As any successful CEO would, NBA commissioner David Stern on Thursday rattled off all the reasons to believe his $4-billion business has performed well in the past season: record TV ratings, improved attendance, palpable excitement at playoff time.
Having said that, Stern added the necessary disclaimer to explain why the NBA might be headed for a lockout when its collective-bargaining agreement expires July 1.
"Despite how good things are,'' Stern told a group from the Associated Press Sports Editors organization, "we still are likely to finish having lost collectively in the neighborhood of $300 million, which is better than the $370 million we lost two years ago and the $340 million we lost last year. We're happy with that, but we remain intent on having a system that allows us to have a sustainable business model.''
The bottom line, Stern and deputy commissioner Adam Silver said, is that the league is projecting a profit-loss record of 8-22 by the league's 30 franchises. "We're running out of time,'' Silver said. "We need to intensify negotiations.''
Just what sports fans wanted to hear -- the prospect of dueling lockouts by the NBA and NFL, which already is in lockout mode. Comparing his apples to the NFL's oranges, Stern said, "They're profitable; we aren't. We have a union; they don't.''
Stern said the NFL is on a risky path now that its union has decertified and the matter has gone to court with an antitrust suit. "It's a mess,'' Stern said. "Hopefully, they'll work it out.''
As for the NBA's potential mess, the league wants to reduce the 57 percent share of gross revenues that goes to the players. Stern has proposed a "net'' system in which owner expenses come off the top and net revenues are split 50-50 with the players. "Our goal is a hard-salary-cap system,'' Silver said.
Silver agreed that reports that salaries would be cut by one-third are "generally accurate in a macro sense.''
Unlike the NFL, the NBA has provided the union audited financial statements for every team. The union has accepted the numbers while arguing what should be included as loss and factoring owners' equity into the profit side of the picture.

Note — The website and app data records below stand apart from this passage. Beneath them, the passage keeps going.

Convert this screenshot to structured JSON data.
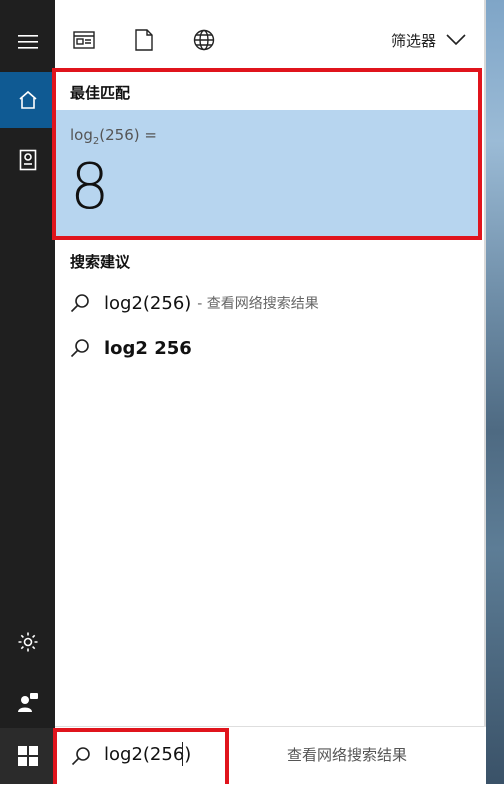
{
  "topbar": {
    "icons": [
      "apps-icon",
      "document-icon",
      "web-icon"
    ],
    "filter_label": "筛选器"
  },
  "best_match": {
    "title": "最佳匹配",
    "expression_prefix": "log",
    "expression_sub": "2",
    "expression_suffix": "(256) =",
    "result": "8"
  },
  "suggestions": {
    "title": "搜索建议",
    "items": [
      {
        "text": "log2(256)",
        "hint": "- 查看网络搜索结果"
      },
      {
        "text": "log2 256",
        "hint": ""
      }
    ]
  },
  "search": {
    "value": "log2(256)",
    "hint": "查看网络搜索结果"
  },
  "colors": {
    "rail": "#1f1f1f",
    "rail_active": "#0f5a93",
    "best_card": "#b7d5ef",
    "highlight_frame": "#e0141c"
  }
}
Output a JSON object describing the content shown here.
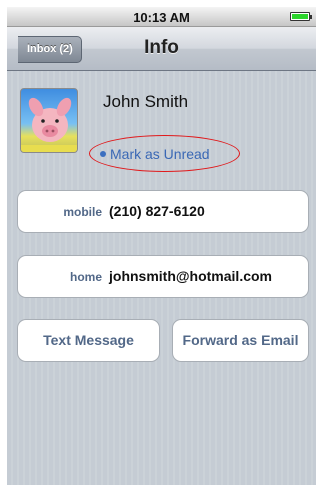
{
  "status_bar": {
    "time": "10:13 AM"
  },
  "nav": {
    "back_label": "Inbox (2)",
    "title": "Info"
  },
  "contact": {
    "name": "John Smith",
    "mark_unread_label": "Mark as Unread"
  },
  "fields": [
    {
      "label": "mobile",
      "value": "(210) 827-6120"
    },
    {
      "label": "home",
      "value": "johnsmith@hotmail.com"
    }
  ],
  "actions": {
    "text_message": "Text Message",
    "forward_email": "Forward as Email"
  }
}
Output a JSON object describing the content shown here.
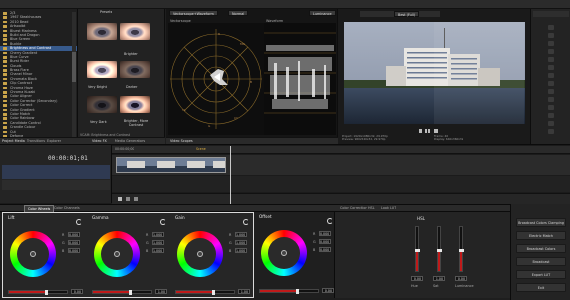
{
  "tree": {
    "items": [
      "2/3",
      "1967 Steakhouses",
      "2010 Bead",
      "Artsoolbt",
      "Bluest Madness",
      "Build and Dragon",
      "Blue Screen",
      "Buckle",
      "Brightness and Contrast",
      "Cherry Gradient",
      "Blue Curve",
      "Burst Rider",
      "Clouds",
      "Brass Flare",
      "Chanel Minor",
      "Chromata Black",
      "Clip Contract",
      "Chroma Haze",
      "Chroma Kuzaki",
      "Color Aligner",
      "Color Corrector (Secondary)",
      "Color Correct",
      "Color Gradient",
      "Color Match",
      "Color Rainbow",
      "Candidate Control",
      "Crandle Colour",
      "Cut",
      "Deforce"
    ],
    "selected_index": 8,
    "tabs": [
      "Project Media",
      "Transitions",
      "Explorer"
    ]
  },
  "presets": {
    "header": "Presets",
    "items": [
      {
        "label": "Brighter"
      },
      {
        "label": "Very Bright"
      },
      {
        "label": "Darker"
      },
      {
        "label": "Very Dark"
      },
      {
        "label": "Brighter, More Contrast"
      }
    ],
    "footer": "VCAM: Brightness and Contrast",
    "tabs": [
      "Video FX",
      "Media Generators"
    ]
  },
  "scopes": {
    "tabs": [
      "Vectorscope+Waveform",
      "Normal",
      "Luminance"
    ],
    "labels": [
      "Vectorscope",
      "Waveform"
    ],
    "footer_tab": "Video Scopes"
  },
  "viewer": {
    "dropdown": "Best (Full)",
    "info": [
      "Project:  1920x1080x32, 29.970p",
      "Preview:  960x540x32, 29.970p",
      "Frame:  40",
      "Display:  640x360x32"
    ],
    "footer_tab": "Video Preview"
  },
  "timeline": {
    "timecode": "00:00:01;01",
    "ruler_label": "00:00:00;00",
    "marker": "Scene"
  },
  "bottombar": {
    "tabs": [
      "Color Wheels",
      "Color Channels",
      "Color Correction",
      "HSL",
      "Look LUT"
    ],
    "right_tab": "Finishing"
  },
  "wheels": [
    {
      "title": "Lift",
      "values": [
        "0.000",
        "0.000",
        "0.000"
      ],
      "slider_value": "0.00"
    },
    {
      "title": "Gamma",
      "values": [
        "1.000",
        "1.000",
        "1.000"
      ],
      "slider_value": "1.00"
    },
    {
      "title": "Gain",
      "values": [
        "1.000",
        "1.000",
        "1.000"
      ],
      "slider_value": "1.00"
    },
    {
      "title": "Offset",
      "values": [
        "0.000",
        "0.000",
        "0.000"
      ],
      "slider_value": "0.00"
    }
  ],
  "hsl": {
    "title": "HSL",
    "sliders": [
      {
        "label": "Hue",
        "value": "0.00",
        "level": 0.45
      },
      {
        "label": "Sat",
        "value": "1.00",
        "level": 0.45
      },
      {
        "label": "Luminance",
        "value": "0.00",
        "level": 0.45
      }
    ]
  },
  "actions": [
    "Broadcast Colors Clamping",
    "Electric Match",
    "Broadcast Colors",
    "Broadcast",
    "Export LUT",
    "Exit"
  ]
}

You almost could hear the drums of labor war beating when Silver compared the situation to the NHL's loss of the entire 2004-05 season to achieve a 25 percent salary rollback. But Stern wasn't quite prepared to threaten a season-long shutdown.
"We would never be at that point,'' Stern said. "We don't expect to get there, but a lockout is not a punishment. It's an economic weapon [to] make a deal. That's our goal. The NHL is a worst case. Players would lose their salary, lose everything, and if you're a team, you've taken a monster hit that would take years to climb out from. We don't throw that around lightly. We preach to our owners this is something to avoid at all costs.''
No negotiations are scheduled, but Silver said the league is preparing a revised proposal for delivery to the union shortly.